The Catholic Church during the Age of Discovery inaugurated a major effort to spread Christianity in the New World and to convert the Native Americans and other indigenous people. The evangelical effort was a major part of, and a justification for the military conquests of European powers such as Spain, France and Portugal. Christian Missions to the indigenous peoples ran hand-in-hand with the colonial efforts of Catholic nations. In the Americas and other colonies in Asia and Africa, most missions were run by religious orders such as the Franciscans, Dominicans, Augustinians, and Jesuits. In Mexico the early systematic evangelization by mendicants came to be known as the “Spiritual Conquest of Mexico.”
Antonio de Montesinos, a Dominican friar on the island of Hispaniola, was the first member of the clergy to publicly denounce all forms of enslavement and oppression of theindigenous peoples of the Americas. Theologians such as Francisco de Vitoria and Bartolomé de las Casas drew up theological and philosophical bases for the defense of thehuman rights of the colonized native populations, thus creating the basis of international law, regulating the relationships between nations.
In the early years most mission work was undertaken by the religious orders. Over time it was intended that a normal church structure would be established in the mission areas. The process began with the formation of special jurisdictions, known as apostolic prefectures and apostolic vicariates. These developing churches eventually graduated to regular diocesan status with the appointment of a local bishop. After decolonization, this process increased in pace as church structures altered to reflect new political-administrative realities.
Age of Discovery
The European discovery of the Americas by Christopher Columbus did not occur until 1492. However, two papal bulls announced several decades before that event to help ward off increasing Muslim invasions into Europe affected the New World. When Islam presented a serious military threat to Italy and Central Europe during mid-15th Century, Pope Nicholas V tried to unite Christendom against them but failed. He then granted Portugal the right to subdue and even enslave Muslims, pagans and other unbelievers in the papal bull Dum Diversas (1452). The following year saw the Fall of Constantinople to Muslim invaders.

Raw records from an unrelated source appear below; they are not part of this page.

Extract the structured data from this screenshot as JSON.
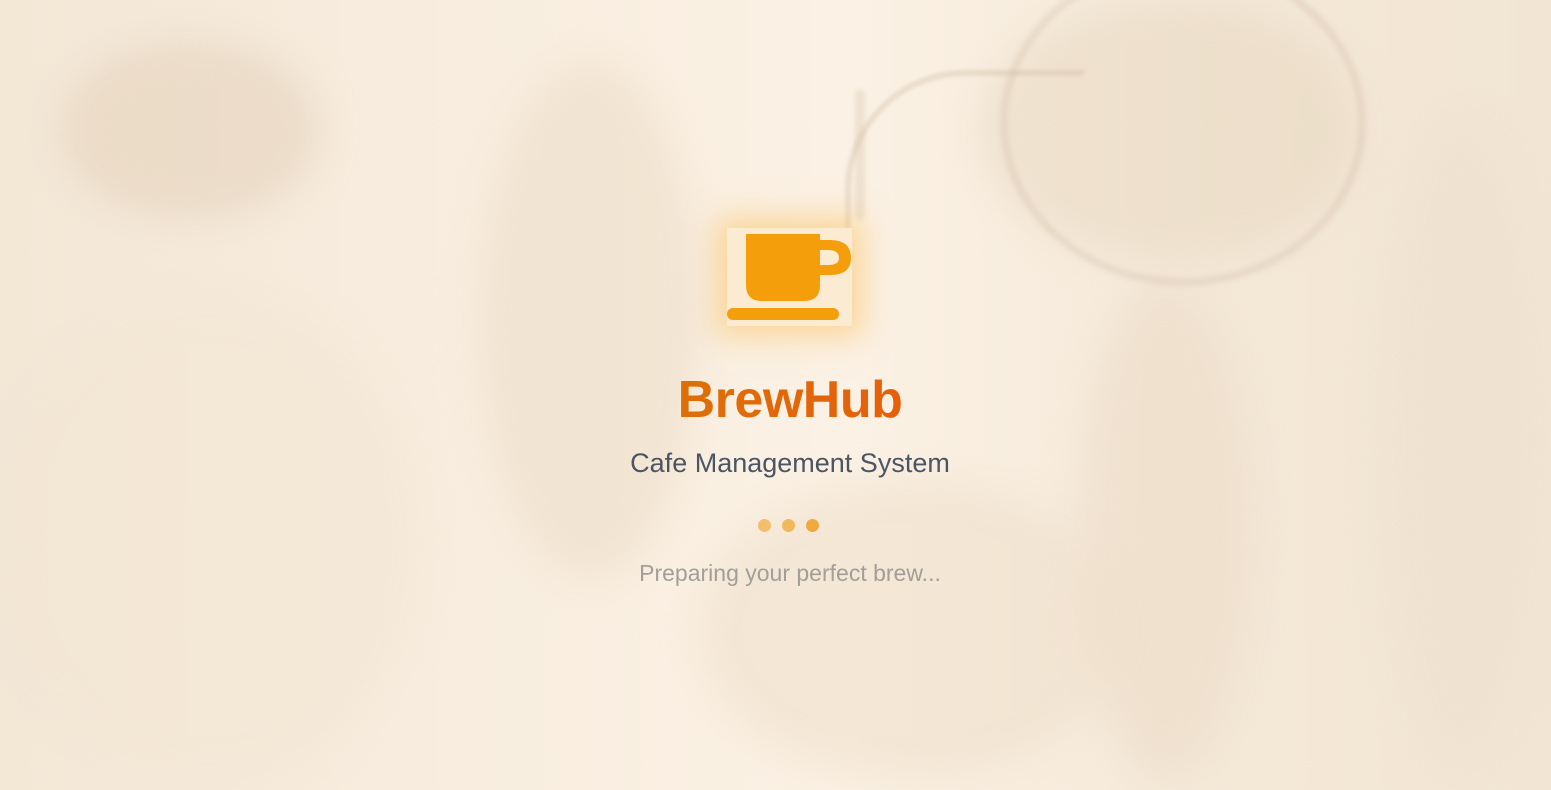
{
  "app": {
    "name": "BrewHub",
    "tagline": "Cafe Management System",
    "status_text": "Preparing your perfect brew...",
    "logo_icon": "coffee-cup-icon"
  },
  "loader": {
    "dot_count": 3
  },
  "colors": {
    "brand_primary": "#f59e0b",
    "brand_gradient_start": "#d97706",
    "brand_gradient_end": "#ea580c",
    "subtitle": "#4b5563",
    "status": "#a39e98",
    "background": "#f6ead9"
  }
}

Several decades later, European colonizers and missionaries spread Catholicism to the Americas, Asia, Africa and Oceania. Pope Alexander VI had awarded colonial rights over most of the newly discovered lands to Spain and Portugal. Under the patronato system, however, state authorities, not the Vatican, controlled all clerical appointments in the new colonies. Thus, the 1455 Papal Bull Romanus Pontifex granted the Portugueseall lands behind Cape Bojador and allows to reduce pagans and other enemies of Christ to perpetual slavery.
Later, the 1481 Papal Bull Aeterni regis granted all lands south of the Canary Islands to Portugal, while in May 1493 the Spanish-born Pope Alexander VI decreed in the Bull Inter caetera that all lands west of a meridian only 100 leagues west of the Cape Verde Islands should belong to Spain while new lands discovered east of that line would belong to Portugal. A further Bull, Dudum siquidem, made some more concessions to Spain, and the pope’s arrangements were then amended by the Treaty of Tordesillas of 1494 negotiated between Spain and Portugal.
After the discovery of the Americas, many of the clergy sent to the New World began to criticize Spain and the Church’s treatment of indigenous peoples. In December 1511, Antonio de Montesinos, a Dominican friar, openly rebuked the Spanish rulers of Hispaniola for their “cruelty and tyranny” in dealing with the American natives. King Ferdinand enacted the Laws of Burgos and Valladolid in response. However enforcement was lax, and the New Laws of 1542 took a stronger line. This caused a revolt among the Spanish colonists, and the alarmed government backed down, softening the effect of the laws. Some historians blame the Church for not doing enough to liberate the Indians; others point to the Church as the only voice raised on behalf of indigenous peoples. The issue resulted in a crisis of conscience in 16th-century Spain. The reaction of Catholic writers such as Bartolomé de Las Casas and Francisco de Vitoria led to debate on the nature of human rights and the birth of modern international law. (French, English, and Dutchreactions against the maritime monopolies granted to Portugal and Spain, meanwhile, culminated in Hugo Grotius’s work articulating the doctrine of freedom of the seas.)
In 1524, Franciscan missionaries known as the Twelve Apostles of Mexico arrived in what is New Spain, followed by the Dominicans in 1526, and the Augustinians in 1533. They worked hard to convert the Indians and to provide for their well-being by establishing schools and hospitals. Because some people questioned whether the Indians were truly men who deserved baptism, Pope Paul III in the papal bull Veritas Ipsa orSublimis Deus (1537) confirmed that the Indians were deserving men. Afterward, the conversion effort gained momentum.